Everyone can be discontented if he ignores his blessings and looks only at his burdens. ~Thomas S. Monson
Question #92625 posted on 09/26/2019 7:49 a.m.
Q:

Dear 100 Hour Board,

Tonight I have been putting a lot -- nay, an unnatural amount -- of thought into the history of sirens on emergency vehicles. It seems natural that as traffic increased after the advent of early automobiles people had the ideas for stop signs and traffic lights to make things go more smoothly. At what point did some person go, "Hey, should we give those guys the power to use their horns with legal impunity so they can get where they are going?" Who decided that? I need a history of the development of sirens in early automobile history and you folks seemed like just the ones to ask.

-I am incredibly high right now

A:

Dear High Flyer, 

Obviously the history of sirens and noisemakers predates that of cars. In fact, Wikipedia explains that the siren seems to be invented in the late 1790s by John Robinson. Originally, it was powered by the pipes of an organ. However, these early sirens were meant to be used as instruments, not really as "alerting" items. Some improvements were made over time, which you can read about here. Eventually, it was fitted with a horn to amplify the noise. 

Most early forms of emergency vehicles were outfitted with bells on the front of them to alert motorists they were coming. Eventually, air sirens and airhorns were invented and used, which is wear the vintage wail you may think of comes from. Now, they have the electronic sirens that have different types of sounds that can mean different things.

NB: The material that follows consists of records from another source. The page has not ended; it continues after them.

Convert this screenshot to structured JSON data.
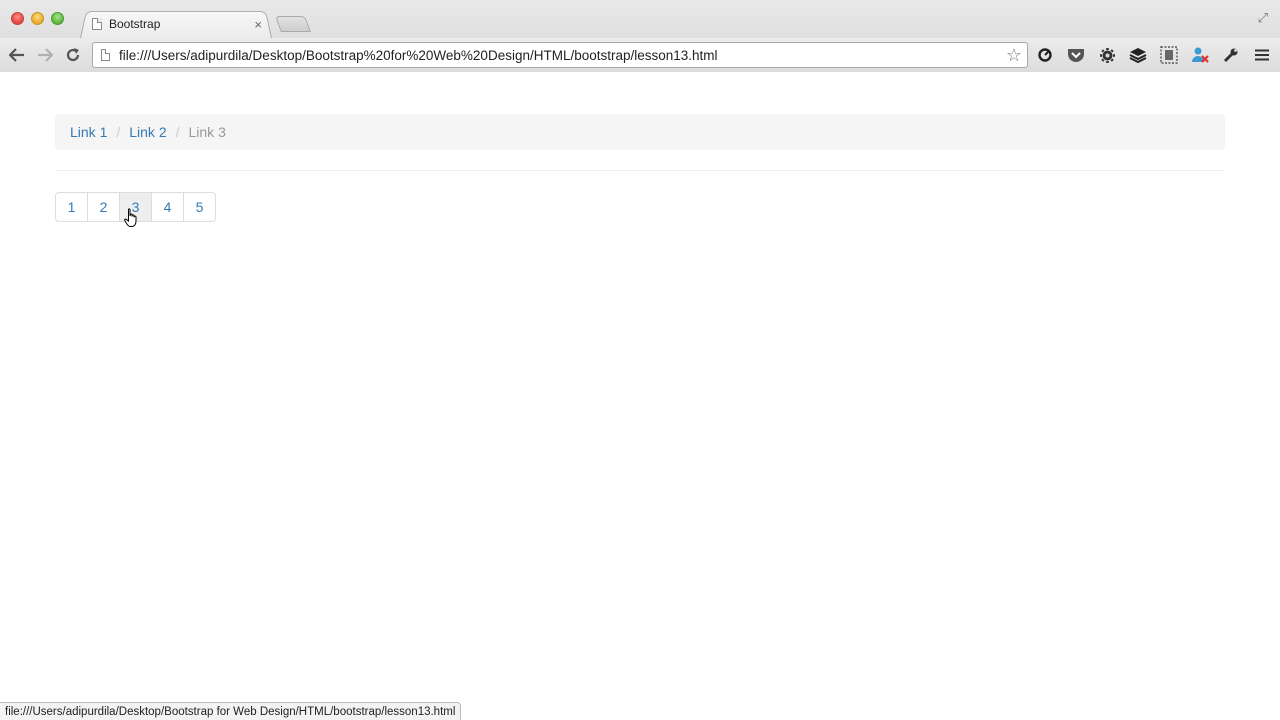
{
  "browser": {
    "tab_title": "Bootstrap",
    "tab_close": "×",
    "url": "file:///Users/adipurdila/Desktop/Bootstrap%20for%20Web%20Design/HTML/bootstrap/lesson13.html",
    "status_text": "file:///Users/adipurdila/Desktop/Bootstrap for Web Design/HTML/bootstrap/lesson13.html",
    "icons": {
      "back": "←",
      "forward": "→",
      "reload": "↻",
      "star": "☆",
      "fullscreen": "⤢",
      "ext1": "⟲",
      "ext2": "⌄",
      "ext3": "⚙",
      "ext4": "≋",
      "ext5": "⧉",
      "ext6": "✕",
      "ext7": "🔧",
      "menu": "≡"
    }
  },
  "breadcrumb": {
    "items": [
      {
        "label": "Link 1"
      },
      {
        "label": "Link 2"
      },
      {
        "label": "Link 3"
      }
    ],
    "separator": "/"
  },
  "pagination": {
    "pages": [
      "1",
      "2",
      "3",
      "4",
      "5"
    ],
    "hovered_page": "3"
  }
}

There's the typical wail that they use when navigating to an emergency, but there are also shorter sounds that can be used to get someone's attention. 

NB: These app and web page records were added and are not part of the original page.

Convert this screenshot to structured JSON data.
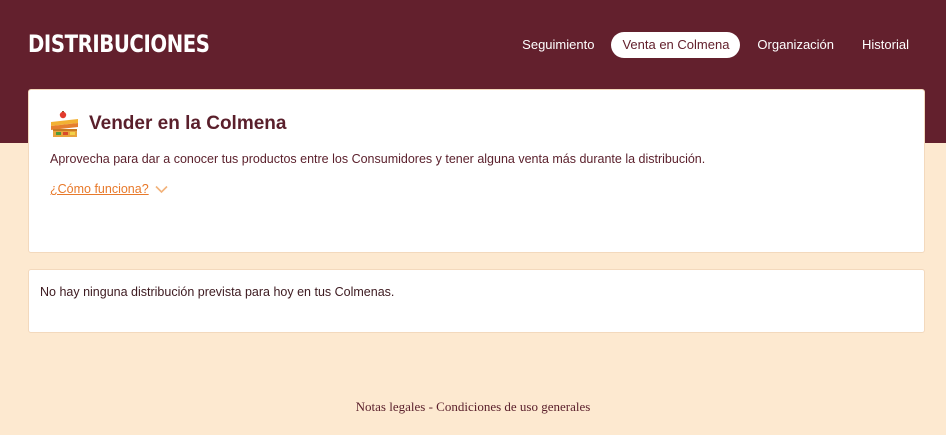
{
  "header": {
    "logo": "DISTRIBUCIONES",
    "nav": [
      {
        "label": "Seguimiento",
        "active": false
      },
      {
        "label": "Venta en Colmena",
        "active": true
      },
      {
        "label": "Organización",
        "active": false
      },
      {
        "label": "Historial",
        "active": false
      }
    ]
  },
  "sell_card": {
    "icon": "market-stall-icon",
    "title": "Vender en la Colmena",
    "description": "Aprovecha para dar a conocer tus productos entre los Consumidores y tener alguna venta más durante la distribución.",
    "how_link": "¿Cómo funciona?"
  },
  "status_card": {
    "message": "No hay ninguna distribución prevista para hoy en tus Colmenas."
  },
  "footer": {
    "legal": "Notas legales",
    "separator": " - ",
    "terms": "Condiciones de uso generales"
  },
  "colors": {
    "header_bg": "#63202d",
    "page_bg": "#fde9d0",
    "accent": "#e8792a"
  }
}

There is also a new development that allows police cars to interrupt the FM radio signals of all cars within a short range. Your car can't refuse the signal, because it's an "emergency signal." Additionally, apparently there is also something called a "Rumbler" that can emit low frequency sounds that you can feel instead of just hear. I don't know how I feel about that. Read more about Police car sirens and such here

In any case, it's actually pretty rare that cops abuse their sirens to maneuver through traffic just because they feel like it. Honestly, I'm grateful they have sirens and that laws that allow emergency vehicles through traffic because if anything ever happened, I'd rather they get to me as fast as possible, not get stuck at red lights behind fools on their cell phones and other average joes. 

Cheers, 

Guesthouse